14.

Golden NL, Takieddine F, Hirsch VJ. Teething age in prematurely born infants. AJDC 1981;135:903-904.

15.

Seow WK, Humphrys C, Mahanonda R, Tudehope DI. Dental eruption in low birth-weight prematurely born children: a controlled study. Pediatr Dent 1988;10(1):39-42.

16.

Fadavi S, Punwani IC, Adeni S, Vidyasagar D. Eruption pattern in the primary dentition of premature low-birthweight children. J Dent Child 1992 Mar-Apr;59(2):120-122.

17.

Trupkin DP. Eruption patterns of the first primary tooth in infants who were underweight at birth. ASDC J Dent Child

1974;41:279-282.

18.

Viscardi RM, Romberg E, Abrams RG. Delayed primary tooth eruption in premature infants: relationship to neonatal factors. Pediatr Dent 1994;16(1):23-28.

IJCPD

Preterm Birth: A Primary Etiological Factor for Delayed Oral Growth and Development

19.

Tsang RC, Donovan EF, Steichen JJ. Calcium physiology and pathology in the neonate.

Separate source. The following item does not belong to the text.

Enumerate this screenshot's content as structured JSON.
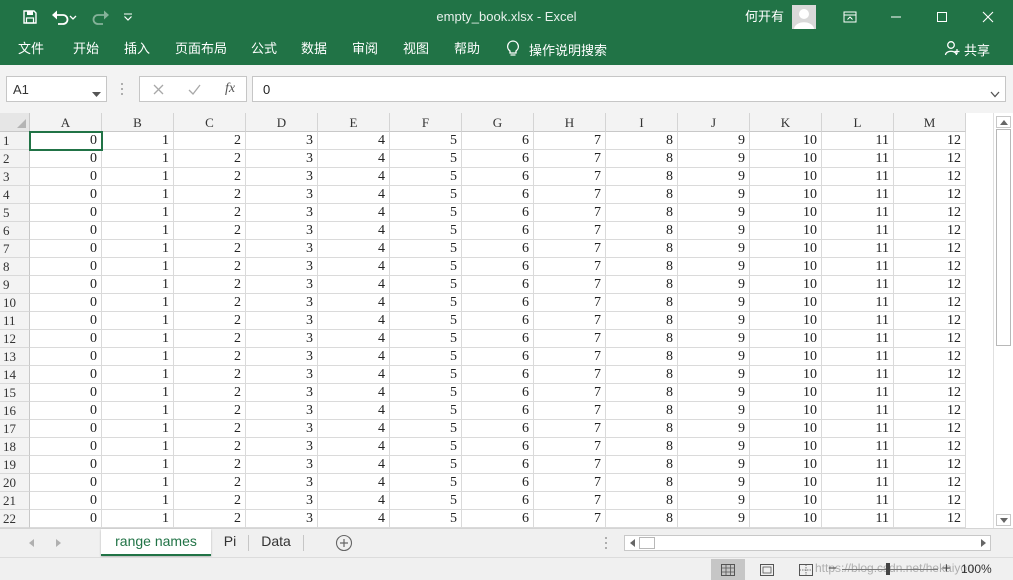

Pediatr Clin N Am 1976;23:

24.

Harris EF, Smith RJ. Occlusion and arch size in families: a principal components analysis. Angle Orthod 1982;52(2):

611-626.

135-143.

20.

Suckling. Macroscopic and scanning electron microscopic appearance and hardness values of developmental defects

25.

Moorrees CFA. The dentition of the growing child. Harvard University Press, Cambridge, Massachusetts 1959;88-101.

in human permanent tooth enamel. Adv Dent Res 1989

26.

Kiliaridis S. Masticatory muscle influence on craniofacial

Sep;3(2):219-233.

growth. Acta Odontol Scand 1995;53:196-202.

21.

Jalevik B, Odelius H, Dietz W, Noren JG. Secondary ion mass spectrometry and X-ray microanalysis of hypomineralized

27.

Nanda RS, Khan I, Anand R. Effect of oral habits on the occlusion in preschool children. J Dent Child 1972;39:449-452.

enamel in human permanent first molars. Arch Oral Biol

28.

Larsson E. Artificial sucking habits: etiology, prevalence and

2001;46:239-247.

effect on occlusion. Int J Orofacial Myology 1994;20:10-21.

22.

Arrow P. Risk factors in the occurrence of enamel defects of

29.

Ricketts RM. Respiratory obstruction syndrome. Am J Orthod

the first permanent molars among schoolchildren in Western

1968;54:495-507.

Australia. Community Dent Oral Epidemiol 2009;37:405-415.

30.

Myllärniemi S. Malocclusion and childhood health. Proc Finn

23.

Varrela J. Occurrence of malocclusion in attritive environment:

Dent Soc 1972;68:286-291.

a study of a skull sample from southwest Finland. Scand Dent Res 1990;98:242-247.

31.

Nanda RS, Khan I, Anand R. Effect of oral habits on the occlusion in preschool children. J Dent Child 1972;39:449-452.